Microdiscectomy. A microdiscectomy is done when the doctor cuts into the back to decompress the affected area. This is done by shaving the herniated disc to reduce the pressure impinging on the nerves. A microdiscectomy is generally applicable to cases of herniated disc that is not severe enough to warrant full removal. However, a pre-determined risk observed in this type of spinal disc surgery lies in the fact that about 10% of patients are said to develop another case of herniated disc in the same location within a few years after the procedure, probably because the structural cause for the problem is not really corrected by the procedure. To remedy this, doctors recommend embracing major lifestyle changes in tandem with the procedure to ensure that no re-occurrence is observed.
Lumbar discectomy. This procedure is the more advanced version of microdiscectomy and is done with the goal of removing the herniated disc. In many cases, it is done in tandem with a spinal fusion surgery which seeks to reinforce the spine that is now missing a vertebra. The official medical term for spinal fusion surgery is spondylodesis and it is often done in cases where doctors doubt the likelihood of healing or when there are concerns pertaining to the mechanical integrity of the spine if two adjacent vertebrae are not fused.
Artificial disc replacement. This is an alternative spinal disc surgery type to spondylodesis and is done by inserting an artificial disc in place of the recently removed one. The artificial disc is often considered if the risks associated with standard spondylodesis are magnified such as when posture problems can exacerbate the condition of the spine because of the absence of one vertebral disc. Artificial disc replacement is a fairly new type of spinal disc surgery and studies are on-going as to the best types of material that would work as disc substitutes. Thus far, this type of spinal disc surgery carries a lot of promise as it is known to offset many of the concerns associated with spinal fusion methodologies.

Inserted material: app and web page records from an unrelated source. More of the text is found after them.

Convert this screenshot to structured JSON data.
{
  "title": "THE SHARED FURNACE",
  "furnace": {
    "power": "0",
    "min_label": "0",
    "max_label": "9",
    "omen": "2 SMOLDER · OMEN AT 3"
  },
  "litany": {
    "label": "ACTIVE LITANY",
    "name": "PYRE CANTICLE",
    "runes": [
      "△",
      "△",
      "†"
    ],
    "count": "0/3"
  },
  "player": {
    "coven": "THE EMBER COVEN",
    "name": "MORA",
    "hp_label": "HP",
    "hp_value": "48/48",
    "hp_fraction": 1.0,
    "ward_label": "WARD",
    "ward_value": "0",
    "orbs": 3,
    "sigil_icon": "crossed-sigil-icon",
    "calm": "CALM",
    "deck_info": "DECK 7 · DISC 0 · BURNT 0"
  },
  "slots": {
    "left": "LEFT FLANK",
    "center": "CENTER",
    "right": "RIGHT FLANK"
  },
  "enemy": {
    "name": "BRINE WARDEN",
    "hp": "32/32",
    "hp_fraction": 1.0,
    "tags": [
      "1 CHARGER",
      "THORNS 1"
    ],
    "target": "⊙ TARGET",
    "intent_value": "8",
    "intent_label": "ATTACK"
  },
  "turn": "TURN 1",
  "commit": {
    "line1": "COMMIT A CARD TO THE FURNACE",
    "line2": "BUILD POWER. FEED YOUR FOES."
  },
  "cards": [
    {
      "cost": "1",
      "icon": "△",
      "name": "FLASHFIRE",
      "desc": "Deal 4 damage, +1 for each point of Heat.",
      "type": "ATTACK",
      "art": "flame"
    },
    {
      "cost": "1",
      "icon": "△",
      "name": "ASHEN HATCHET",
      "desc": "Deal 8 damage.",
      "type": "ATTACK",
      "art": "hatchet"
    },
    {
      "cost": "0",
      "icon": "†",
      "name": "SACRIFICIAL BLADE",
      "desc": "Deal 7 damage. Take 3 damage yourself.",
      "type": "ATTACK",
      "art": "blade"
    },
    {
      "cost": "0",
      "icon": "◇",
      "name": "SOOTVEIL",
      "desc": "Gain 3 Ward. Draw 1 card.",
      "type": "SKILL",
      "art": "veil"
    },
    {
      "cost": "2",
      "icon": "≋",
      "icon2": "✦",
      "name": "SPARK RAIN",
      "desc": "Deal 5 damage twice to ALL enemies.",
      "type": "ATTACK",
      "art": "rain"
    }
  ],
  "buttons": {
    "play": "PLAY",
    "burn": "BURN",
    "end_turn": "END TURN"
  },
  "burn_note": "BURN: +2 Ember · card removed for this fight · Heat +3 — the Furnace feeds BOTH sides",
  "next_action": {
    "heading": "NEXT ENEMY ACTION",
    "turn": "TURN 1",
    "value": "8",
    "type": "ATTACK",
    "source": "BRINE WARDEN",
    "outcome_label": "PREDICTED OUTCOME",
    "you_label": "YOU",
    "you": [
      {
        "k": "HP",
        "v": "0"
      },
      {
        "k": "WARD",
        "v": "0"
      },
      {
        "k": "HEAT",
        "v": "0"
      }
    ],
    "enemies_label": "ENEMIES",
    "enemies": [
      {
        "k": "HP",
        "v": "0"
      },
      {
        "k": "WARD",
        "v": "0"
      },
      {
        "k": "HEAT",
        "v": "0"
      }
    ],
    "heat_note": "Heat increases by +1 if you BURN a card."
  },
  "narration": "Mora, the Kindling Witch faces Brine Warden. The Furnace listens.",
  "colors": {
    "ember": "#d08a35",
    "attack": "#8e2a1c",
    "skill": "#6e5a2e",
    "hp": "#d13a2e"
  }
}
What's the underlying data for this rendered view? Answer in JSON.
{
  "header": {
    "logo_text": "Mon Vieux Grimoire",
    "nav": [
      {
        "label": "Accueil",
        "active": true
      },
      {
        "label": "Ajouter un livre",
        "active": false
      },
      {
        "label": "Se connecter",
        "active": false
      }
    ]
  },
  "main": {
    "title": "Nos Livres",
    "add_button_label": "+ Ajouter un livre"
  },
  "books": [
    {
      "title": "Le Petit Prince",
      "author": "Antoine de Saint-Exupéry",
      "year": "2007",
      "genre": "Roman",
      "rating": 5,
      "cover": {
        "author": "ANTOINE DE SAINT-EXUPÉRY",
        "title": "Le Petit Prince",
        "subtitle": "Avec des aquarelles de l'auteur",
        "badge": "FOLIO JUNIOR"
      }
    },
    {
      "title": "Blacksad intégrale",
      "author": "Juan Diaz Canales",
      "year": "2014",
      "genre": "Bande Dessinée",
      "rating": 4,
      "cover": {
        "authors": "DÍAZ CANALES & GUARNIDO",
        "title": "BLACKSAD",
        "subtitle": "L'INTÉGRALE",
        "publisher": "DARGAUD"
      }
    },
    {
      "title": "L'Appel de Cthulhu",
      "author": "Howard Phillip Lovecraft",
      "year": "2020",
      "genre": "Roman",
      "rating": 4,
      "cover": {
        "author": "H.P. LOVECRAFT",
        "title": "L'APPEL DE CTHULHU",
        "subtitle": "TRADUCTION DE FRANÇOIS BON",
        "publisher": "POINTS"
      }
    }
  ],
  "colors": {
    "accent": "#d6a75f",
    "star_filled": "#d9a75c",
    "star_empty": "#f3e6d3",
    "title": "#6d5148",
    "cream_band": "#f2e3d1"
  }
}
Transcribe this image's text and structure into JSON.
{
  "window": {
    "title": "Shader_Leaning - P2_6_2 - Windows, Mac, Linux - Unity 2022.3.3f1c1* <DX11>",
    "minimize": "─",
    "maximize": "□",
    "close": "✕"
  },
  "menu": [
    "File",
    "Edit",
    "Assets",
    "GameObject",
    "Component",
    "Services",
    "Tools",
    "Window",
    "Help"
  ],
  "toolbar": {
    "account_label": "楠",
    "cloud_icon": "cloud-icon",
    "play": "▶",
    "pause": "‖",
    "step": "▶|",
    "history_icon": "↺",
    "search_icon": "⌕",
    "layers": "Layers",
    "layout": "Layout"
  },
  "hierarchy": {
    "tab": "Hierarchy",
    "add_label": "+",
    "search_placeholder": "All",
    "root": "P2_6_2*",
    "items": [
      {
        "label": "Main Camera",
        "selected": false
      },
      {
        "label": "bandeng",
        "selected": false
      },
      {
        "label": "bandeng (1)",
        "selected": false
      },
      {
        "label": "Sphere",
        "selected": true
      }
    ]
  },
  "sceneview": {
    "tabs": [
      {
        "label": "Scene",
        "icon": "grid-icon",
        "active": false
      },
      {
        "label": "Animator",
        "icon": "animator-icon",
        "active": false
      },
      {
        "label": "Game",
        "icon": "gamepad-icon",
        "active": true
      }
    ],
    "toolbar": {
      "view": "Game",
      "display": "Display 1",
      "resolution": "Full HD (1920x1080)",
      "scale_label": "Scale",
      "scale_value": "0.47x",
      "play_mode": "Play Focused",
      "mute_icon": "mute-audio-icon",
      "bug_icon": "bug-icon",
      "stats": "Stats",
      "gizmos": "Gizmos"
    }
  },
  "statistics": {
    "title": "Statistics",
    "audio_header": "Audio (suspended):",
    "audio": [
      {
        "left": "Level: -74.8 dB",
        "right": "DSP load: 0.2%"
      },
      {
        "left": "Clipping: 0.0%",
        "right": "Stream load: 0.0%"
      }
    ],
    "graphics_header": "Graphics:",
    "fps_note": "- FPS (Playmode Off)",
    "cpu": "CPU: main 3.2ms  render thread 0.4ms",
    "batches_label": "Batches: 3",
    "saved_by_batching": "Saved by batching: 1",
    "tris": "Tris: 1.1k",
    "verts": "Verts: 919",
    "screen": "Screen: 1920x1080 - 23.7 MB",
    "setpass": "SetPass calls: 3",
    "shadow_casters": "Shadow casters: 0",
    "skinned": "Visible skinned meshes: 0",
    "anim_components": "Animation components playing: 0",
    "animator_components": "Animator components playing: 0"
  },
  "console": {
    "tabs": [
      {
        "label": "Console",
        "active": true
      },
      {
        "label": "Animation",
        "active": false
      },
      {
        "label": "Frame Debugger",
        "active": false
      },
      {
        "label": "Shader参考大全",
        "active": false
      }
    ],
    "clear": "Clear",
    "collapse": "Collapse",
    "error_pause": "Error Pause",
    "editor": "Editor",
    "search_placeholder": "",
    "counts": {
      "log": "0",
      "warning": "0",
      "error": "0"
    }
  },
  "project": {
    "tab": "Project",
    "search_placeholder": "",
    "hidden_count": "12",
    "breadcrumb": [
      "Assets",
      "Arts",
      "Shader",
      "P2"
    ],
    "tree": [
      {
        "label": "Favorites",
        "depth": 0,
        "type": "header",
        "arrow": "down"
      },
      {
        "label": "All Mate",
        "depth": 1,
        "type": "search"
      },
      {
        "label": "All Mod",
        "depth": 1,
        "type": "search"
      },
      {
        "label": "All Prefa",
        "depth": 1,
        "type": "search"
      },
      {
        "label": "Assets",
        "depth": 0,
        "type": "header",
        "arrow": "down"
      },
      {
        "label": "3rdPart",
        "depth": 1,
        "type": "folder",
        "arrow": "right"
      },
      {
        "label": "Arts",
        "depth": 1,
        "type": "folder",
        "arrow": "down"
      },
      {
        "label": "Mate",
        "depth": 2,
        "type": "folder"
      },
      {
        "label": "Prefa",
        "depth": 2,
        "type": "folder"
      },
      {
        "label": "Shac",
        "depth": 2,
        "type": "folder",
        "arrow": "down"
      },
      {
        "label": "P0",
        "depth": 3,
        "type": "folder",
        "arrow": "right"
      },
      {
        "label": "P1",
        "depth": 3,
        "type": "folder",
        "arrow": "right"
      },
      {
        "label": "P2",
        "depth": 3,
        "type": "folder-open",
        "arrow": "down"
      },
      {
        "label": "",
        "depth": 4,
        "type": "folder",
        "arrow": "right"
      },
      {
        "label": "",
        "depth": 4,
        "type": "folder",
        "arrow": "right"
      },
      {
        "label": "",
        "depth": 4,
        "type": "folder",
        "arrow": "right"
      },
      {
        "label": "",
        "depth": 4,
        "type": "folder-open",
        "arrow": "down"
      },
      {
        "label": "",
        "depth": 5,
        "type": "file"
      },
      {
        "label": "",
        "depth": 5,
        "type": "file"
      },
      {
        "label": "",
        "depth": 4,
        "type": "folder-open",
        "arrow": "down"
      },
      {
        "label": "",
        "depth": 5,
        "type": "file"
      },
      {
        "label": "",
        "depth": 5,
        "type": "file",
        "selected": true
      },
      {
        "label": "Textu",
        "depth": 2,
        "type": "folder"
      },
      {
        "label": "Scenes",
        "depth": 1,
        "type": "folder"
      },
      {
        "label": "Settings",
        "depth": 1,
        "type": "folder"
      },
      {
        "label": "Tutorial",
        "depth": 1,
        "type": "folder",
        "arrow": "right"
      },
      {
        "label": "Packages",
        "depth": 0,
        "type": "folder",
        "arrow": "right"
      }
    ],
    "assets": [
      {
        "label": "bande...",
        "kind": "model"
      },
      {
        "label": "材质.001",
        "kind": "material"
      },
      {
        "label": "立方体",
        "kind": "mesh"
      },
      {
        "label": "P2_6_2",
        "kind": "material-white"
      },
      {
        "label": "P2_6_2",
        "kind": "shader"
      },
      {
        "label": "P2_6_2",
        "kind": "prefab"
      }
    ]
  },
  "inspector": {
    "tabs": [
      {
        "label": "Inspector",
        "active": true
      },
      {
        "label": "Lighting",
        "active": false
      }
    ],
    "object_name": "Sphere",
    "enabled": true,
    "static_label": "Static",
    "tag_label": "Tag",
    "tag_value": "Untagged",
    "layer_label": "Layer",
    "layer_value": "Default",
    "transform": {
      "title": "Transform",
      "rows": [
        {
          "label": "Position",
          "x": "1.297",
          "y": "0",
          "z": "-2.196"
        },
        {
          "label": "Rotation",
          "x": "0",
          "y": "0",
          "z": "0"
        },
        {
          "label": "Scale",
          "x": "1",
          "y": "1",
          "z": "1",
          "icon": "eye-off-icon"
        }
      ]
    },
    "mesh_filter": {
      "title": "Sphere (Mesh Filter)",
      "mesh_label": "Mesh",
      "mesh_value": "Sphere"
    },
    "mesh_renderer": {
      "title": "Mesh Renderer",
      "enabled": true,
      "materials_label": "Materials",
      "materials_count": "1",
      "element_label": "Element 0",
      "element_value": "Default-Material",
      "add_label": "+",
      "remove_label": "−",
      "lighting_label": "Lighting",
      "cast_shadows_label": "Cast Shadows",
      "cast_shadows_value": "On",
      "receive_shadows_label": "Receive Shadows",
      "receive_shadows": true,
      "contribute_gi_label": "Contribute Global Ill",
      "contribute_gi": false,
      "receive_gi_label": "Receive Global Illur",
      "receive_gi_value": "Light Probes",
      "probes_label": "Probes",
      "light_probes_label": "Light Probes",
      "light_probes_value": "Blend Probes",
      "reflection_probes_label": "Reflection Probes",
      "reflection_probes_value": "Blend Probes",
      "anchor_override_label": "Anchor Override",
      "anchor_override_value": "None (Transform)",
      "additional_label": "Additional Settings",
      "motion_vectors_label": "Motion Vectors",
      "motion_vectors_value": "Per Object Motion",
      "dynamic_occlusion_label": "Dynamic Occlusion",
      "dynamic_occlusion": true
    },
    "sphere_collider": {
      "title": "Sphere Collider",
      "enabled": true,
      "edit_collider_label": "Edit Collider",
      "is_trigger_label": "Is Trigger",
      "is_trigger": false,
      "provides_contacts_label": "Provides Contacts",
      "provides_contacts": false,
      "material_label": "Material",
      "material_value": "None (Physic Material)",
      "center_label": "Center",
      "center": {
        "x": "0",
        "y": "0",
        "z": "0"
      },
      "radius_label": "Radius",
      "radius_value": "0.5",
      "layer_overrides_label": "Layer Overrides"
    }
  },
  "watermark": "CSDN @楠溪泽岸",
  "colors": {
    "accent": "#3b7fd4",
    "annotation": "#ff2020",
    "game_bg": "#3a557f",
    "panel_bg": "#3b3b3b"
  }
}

There is now a fat-growing body of knowledge being accumulated in many medical centers around the world pertaining to the topic of chronic back pain and the surgical treatment options available to remedy the problem. The expectation remains upbeat that continued research in this area will create more effective and efficient surgery solutions to the worrisome trend of increasing back pain. Only time will tell if this is going to happen but for now, there is already cause for celebration given the success tied to spinal disc surgery procedures such as lumbar discectomu and microdiscectomy.